Alzheimer's comes to claim a lifelong romance in Away From Her, a film that takes us straight to the heart of a plummeting world too often obscured by talk of caregiving and caretaking. Sarah Polley's awakening directorial debut casts Julie Christie as a woman shoring her life against the tide of oblivion, and Gordon Pinsent as her loyal and lonely subject.
They've been together for more than forty years, decades in which their happiness has sometimes been tested, their love sometimes tortured. "You could have driven away and forsaken me," she tells him. He does not, cannot, for she has the "spark of life." He never wants to be away from her, and yet her whole life is going, inexorably dripping into the vast black pool of forgetting: "The thing is, half the time I wander around looking for something...but I cant remember what it is. Once the idea is gone, everything is gone. I think I may be beginning to disappear."
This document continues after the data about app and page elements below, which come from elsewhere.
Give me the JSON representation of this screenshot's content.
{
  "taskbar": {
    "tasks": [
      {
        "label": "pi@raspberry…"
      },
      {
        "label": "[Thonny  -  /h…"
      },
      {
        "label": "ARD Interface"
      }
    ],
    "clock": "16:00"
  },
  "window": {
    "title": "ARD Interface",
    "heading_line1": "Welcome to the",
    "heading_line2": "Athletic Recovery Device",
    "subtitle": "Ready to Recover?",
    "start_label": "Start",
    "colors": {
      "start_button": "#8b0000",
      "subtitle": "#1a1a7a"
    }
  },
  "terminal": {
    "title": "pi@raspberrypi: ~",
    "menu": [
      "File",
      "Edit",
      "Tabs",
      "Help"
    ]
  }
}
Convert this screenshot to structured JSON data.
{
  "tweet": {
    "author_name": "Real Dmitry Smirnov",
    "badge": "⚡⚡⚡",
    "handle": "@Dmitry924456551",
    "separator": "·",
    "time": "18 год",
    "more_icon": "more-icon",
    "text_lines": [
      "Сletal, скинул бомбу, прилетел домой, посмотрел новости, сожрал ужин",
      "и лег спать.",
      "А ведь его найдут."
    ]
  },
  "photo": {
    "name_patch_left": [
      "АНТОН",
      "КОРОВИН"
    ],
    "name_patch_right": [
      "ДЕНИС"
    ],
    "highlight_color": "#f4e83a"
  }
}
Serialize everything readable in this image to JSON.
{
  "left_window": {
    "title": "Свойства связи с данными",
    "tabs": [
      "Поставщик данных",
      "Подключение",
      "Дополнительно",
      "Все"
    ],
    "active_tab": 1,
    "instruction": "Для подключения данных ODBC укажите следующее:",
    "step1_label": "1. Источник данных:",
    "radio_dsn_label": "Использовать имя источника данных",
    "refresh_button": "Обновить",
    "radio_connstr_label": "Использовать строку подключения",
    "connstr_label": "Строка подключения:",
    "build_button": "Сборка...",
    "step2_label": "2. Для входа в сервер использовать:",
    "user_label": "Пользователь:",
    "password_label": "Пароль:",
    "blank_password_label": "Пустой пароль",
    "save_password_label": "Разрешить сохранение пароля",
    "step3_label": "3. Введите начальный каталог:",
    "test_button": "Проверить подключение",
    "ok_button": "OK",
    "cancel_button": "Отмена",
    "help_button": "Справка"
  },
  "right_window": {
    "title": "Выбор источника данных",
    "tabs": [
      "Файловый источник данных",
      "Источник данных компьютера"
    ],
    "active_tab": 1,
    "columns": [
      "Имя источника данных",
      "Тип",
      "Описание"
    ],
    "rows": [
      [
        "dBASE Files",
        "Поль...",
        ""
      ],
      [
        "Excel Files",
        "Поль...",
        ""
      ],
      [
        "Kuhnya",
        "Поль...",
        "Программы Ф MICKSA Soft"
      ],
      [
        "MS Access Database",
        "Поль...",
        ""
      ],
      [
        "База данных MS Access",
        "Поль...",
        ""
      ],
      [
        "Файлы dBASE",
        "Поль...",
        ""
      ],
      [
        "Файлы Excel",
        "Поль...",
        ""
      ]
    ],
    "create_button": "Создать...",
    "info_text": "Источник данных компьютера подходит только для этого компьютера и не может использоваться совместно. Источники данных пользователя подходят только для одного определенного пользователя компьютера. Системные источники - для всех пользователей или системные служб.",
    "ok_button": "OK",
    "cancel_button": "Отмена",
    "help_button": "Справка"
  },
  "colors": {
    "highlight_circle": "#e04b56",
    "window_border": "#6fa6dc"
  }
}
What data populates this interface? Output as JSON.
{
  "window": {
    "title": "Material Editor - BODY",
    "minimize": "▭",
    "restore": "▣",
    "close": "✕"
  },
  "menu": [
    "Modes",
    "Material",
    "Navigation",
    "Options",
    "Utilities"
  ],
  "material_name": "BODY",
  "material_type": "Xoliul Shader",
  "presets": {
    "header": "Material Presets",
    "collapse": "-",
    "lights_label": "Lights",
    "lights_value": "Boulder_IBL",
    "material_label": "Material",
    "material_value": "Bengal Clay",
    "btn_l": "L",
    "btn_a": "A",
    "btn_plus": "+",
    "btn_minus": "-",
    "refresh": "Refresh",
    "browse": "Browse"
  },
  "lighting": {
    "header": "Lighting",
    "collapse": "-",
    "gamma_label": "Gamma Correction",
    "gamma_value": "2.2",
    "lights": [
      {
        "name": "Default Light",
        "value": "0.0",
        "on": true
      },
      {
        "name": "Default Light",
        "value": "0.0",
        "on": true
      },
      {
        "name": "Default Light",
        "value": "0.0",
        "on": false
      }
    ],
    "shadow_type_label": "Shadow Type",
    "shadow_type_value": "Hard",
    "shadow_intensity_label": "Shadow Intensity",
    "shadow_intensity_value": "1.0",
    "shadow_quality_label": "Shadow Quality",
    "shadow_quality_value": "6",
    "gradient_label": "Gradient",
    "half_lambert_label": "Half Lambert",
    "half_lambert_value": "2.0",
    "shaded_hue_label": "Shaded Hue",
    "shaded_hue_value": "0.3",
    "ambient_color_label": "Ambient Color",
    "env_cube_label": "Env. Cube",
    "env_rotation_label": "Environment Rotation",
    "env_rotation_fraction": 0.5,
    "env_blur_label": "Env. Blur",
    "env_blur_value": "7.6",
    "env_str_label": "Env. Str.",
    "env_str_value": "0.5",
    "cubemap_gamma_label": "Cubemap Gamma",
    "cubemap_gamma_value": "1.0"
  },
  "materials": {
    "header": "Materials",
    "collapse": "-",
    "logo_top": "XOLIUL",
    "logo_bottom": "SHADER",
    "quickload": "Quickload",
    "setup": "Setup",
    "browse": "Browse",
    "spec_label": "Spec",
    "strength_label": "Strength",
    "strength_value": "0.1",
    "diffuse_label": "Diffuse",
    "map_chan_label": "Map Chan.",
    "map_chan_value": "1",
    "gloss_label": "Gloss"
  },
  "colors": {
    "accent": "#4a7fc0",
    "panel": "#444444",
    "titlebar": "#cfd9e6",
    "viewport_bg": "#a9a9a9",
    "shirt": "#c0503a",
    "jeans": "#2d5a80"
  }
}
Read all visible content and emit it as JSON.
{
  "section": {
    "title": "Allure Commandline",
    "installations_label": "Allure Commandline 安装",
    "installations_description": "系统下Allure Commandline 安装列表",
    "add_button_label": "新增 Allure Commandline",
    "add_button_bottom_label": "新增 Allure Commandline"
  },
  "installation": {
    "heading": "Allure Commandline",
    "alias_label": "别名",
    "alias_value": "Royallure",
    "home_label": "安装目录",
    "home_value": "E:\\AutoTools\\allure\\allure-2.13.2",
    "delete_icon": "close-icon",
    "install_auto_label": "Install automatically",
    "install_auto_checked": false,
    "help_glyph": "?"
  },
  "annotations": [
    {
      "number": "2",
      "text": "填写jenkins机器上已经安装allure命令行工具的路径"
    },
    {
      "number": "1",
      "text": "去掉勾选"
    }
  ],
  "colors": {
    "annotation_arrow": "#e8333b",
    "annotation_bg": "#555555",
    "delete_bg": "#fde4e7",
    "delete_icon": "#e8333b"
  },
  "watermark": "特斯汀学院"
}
Whole scenes and conversations are orchestrated around Christie's electric presence, who towers over the film even as she performs her gradual and upsetting absence. Pinsent is the best kind of actor for his role: he commands our attention and our affection quietly. We join him in witnessing the gradual disintegration of their former and future lives.
The movie will invite comparisons to One True Thing, where Meryl Streep confronts her death and in so doing confronts her life. Away From Her is similarly being oiled for Oscar season mostly on the Best Actress ticket, but is lit by so much love in so many corners it deserves multiple nods: Jonathan Goldsmith's score is somewhere between sublimity and mystery; Pinsent is a jewel; Polley fuses laughter and tears in a script second to none.
A miracle of eternal wisdom and courageous sorrow.